The controversial Louis Farrakhan was given a slap on the wrist by Twitter when he lost his verified status on Friday after the Nation of Islam leader posted a video warning about “the Satanic Jew.”
Farrakhan lost his blue checkmark sometime over the weekend, after the hateful video in which he asked, “Will you recognize Satan? I wonder, will you see the Satanic Jew and the Synagogue of Satan, which has many races in it because Satan has deceived the whole world?”
Farrakhan regularly uses anti-Semitic rhetoric, but comparing people of Jewish faith to Satan could obviously be interpreted as hateful conduct.
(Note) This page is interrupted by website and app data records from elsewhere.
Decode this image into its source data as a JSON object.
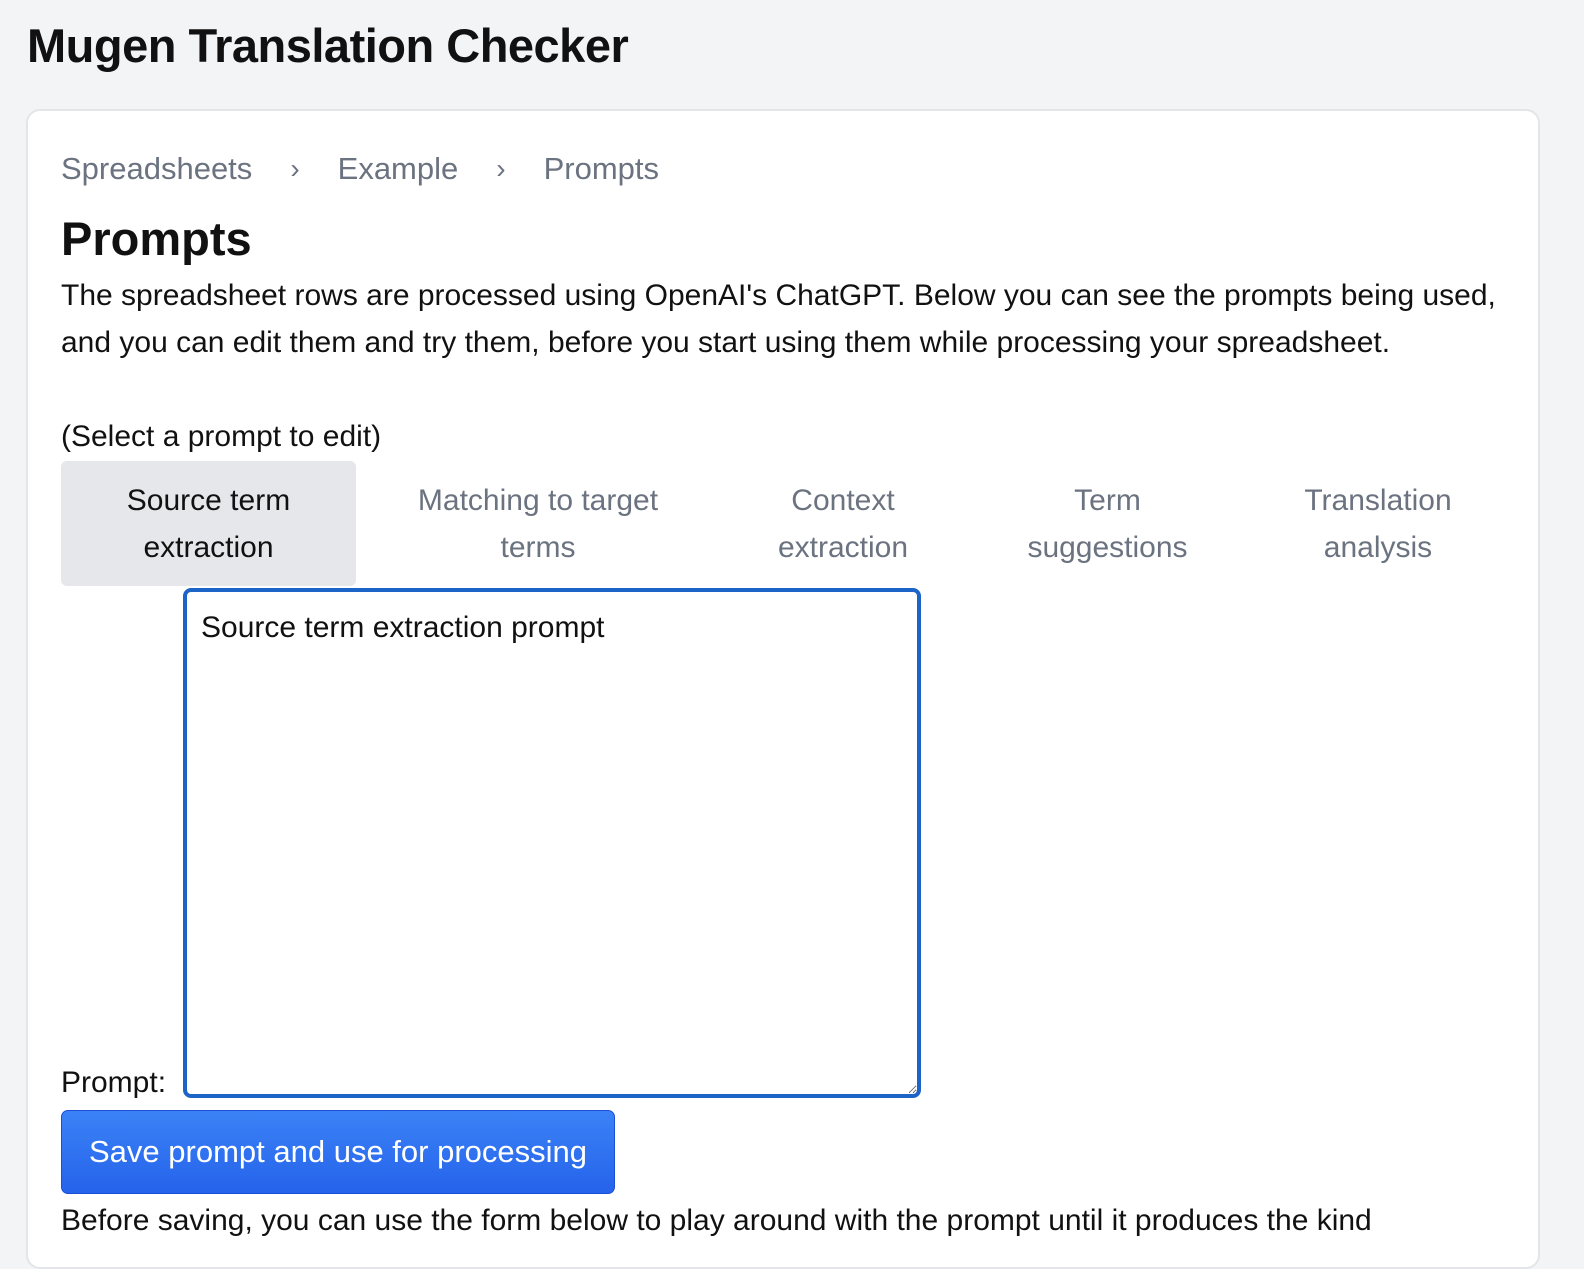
{
  "app": {
    "title": "Mugen Translation Checker"
  },
  "breadcrumb": {
    "items": [
      "Spreadsheets",
      "Example",
      "Prompts"
    ],
    "separator": "›"
  },
  "page": {
    "title": "Prompts",
    "intro": "The spreadsheet rows are processed using OpenAI's ChatGPT. Below you can see the prompts being used, and you can edit them and try them, before you start using them while processing your spreadsheet.",
    "select_hint": "(Select a prompt to edit)"
  },
  "tabs": [
    {
      "label": "Source term extraction",
      "active": true
    },
    {
      "label": "Matching to target terms",
      "active": false
    },
    {
      "label": "Context extraction",
      "active": false
    },
    {
      "label": "Term suggestions",
      "active": false
    },
    {
      "label": "Translation analysis",
      "active": false
    }
  ],
  "prompt": {
    "label": "Prompt:",
    "value": "Source term extraction prompt"
  },
  "save_button": {
    "label": "Save prompt and use for processing"
  },
  "footnote": {
    "text": "Before saving, you can use the form below to play around with the prompt until it produces the kind"
  },
  "colors": {
    "page_background": "#f3f4f6",
    "card_background": "#ffffff",
    "accent": "#2563eb",
    "textarea_focus_border": "#1c64c8",
    "active_tab_background": "#e5e7eb",
    "muted_text": "#6b7280"
  }
}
Twitter’s policy on hateful conduct states that it does not tolerate behavior that "harasses, intimidates, or uses fear to silence another person’s voice.” According to Twitter’s rule, “You may not promote violence against or directly attack or threaten other people on the basis of race, ethnicity, national origin, sexual orientation, gender, gender identity, religious affiliation, age, disability or serious disease.”
Twitter also claims it does not allow “accounts whose primary purpose is inciting harm toward others on the basis of these categories.” One of the examples the company lists as offenses that will not be tolerated is “behavior that incites fear about a protected group.”
Based on this criteria, it would be a logical assumption that referring to people of Jewish faith as Satan would fall under the category of banned behavior. But Farrakhan remains free to spout his anti-Semitic rhetoric to nearly 500,000 followers, with his only punishment being stripped of an inconsequential blue checkmark.
Twitter did not respond when asked why Farrakhan only lost his verified status, as opposed to being removed from the platform.
By comparison, numerous people have been permanently banned form the social media platform for hateful rhetoric in the past. Former Breitbart star Milo Yiannopoulos was banned for life for mocking actress Leslie Jones; Tila Tequila was booted for sympathizing with Nazis; rapper Azealia Banks was kicked off for making racist comments about singer Zayn Malik; Martin Shkreli was removed for targeted harassment of a journalist; political strategist Roger Stone and dozens of alt-right personalities also have been kicked off Twitter.
Farrakhan has long been considered a racist and anti-Semite, but has close ties with several prominent Democrats and was famously photographed with President Barack Obama. Farrakhan’s past extreme comments include praise for Adolf Hitler as a “very great man,” blaming Jews for the 9/11 attacks, and saying white people “deserve to die.”
Several House Democrats have met with Farrakhan — including Democratic National Committee Deputy Chair Rep. Keith Ellison, D-Minn., who attended a dinner with Farrakhan in 2013 hosted by Iranian President Hassan Rouhani. Two other members of the Congressional Black Caucus — Reps. Andre Carson, D-Ind., and Gregory Meeks, D-N.Y., also attended the dinner.
Women's March co-founder Tamika Mallory came under fire earlier this year when she declined to cut ties with Farrakhan.
In recent memory Farrakhan has said it’s “blasphemy” for Harvey Weinstein to label himself a “Jew,” blasted the FBI because, according to him, it is controlled by “Jews,” and tweeted “to hell with you and your political correctness. Be a man! Be a woman! Speak the truth and then die on that truth if it comes to that.”
“Israel has no permanent home in our Holy Land. The Holy Land does not belong to a White Arab or a White Jew. You are settlers on our land,” he tweeted in 2017.
Last year, Twitter started cracking down on verifying controversial figures and announced new guidelines. The verification checkmarks were normally given to prominent people on Twitter to confirm their identity and inform readers that the accounts are authentic. But the system broke down somewhere along the line, becoming interpreted as an official endorsement of the platform, according to Twitter.
Since the new policy launched, the company has been under fire for allowing Farrakhan to remain verified until finally removing the checkmark last week. But the Nation of Islam leader is still allowed to spew his hateful rhetoric, just without verified status, as he continues to have an account on the social media giant.
Fox News’ Brooke Singman and Lukas Mikelionis contributed to this report.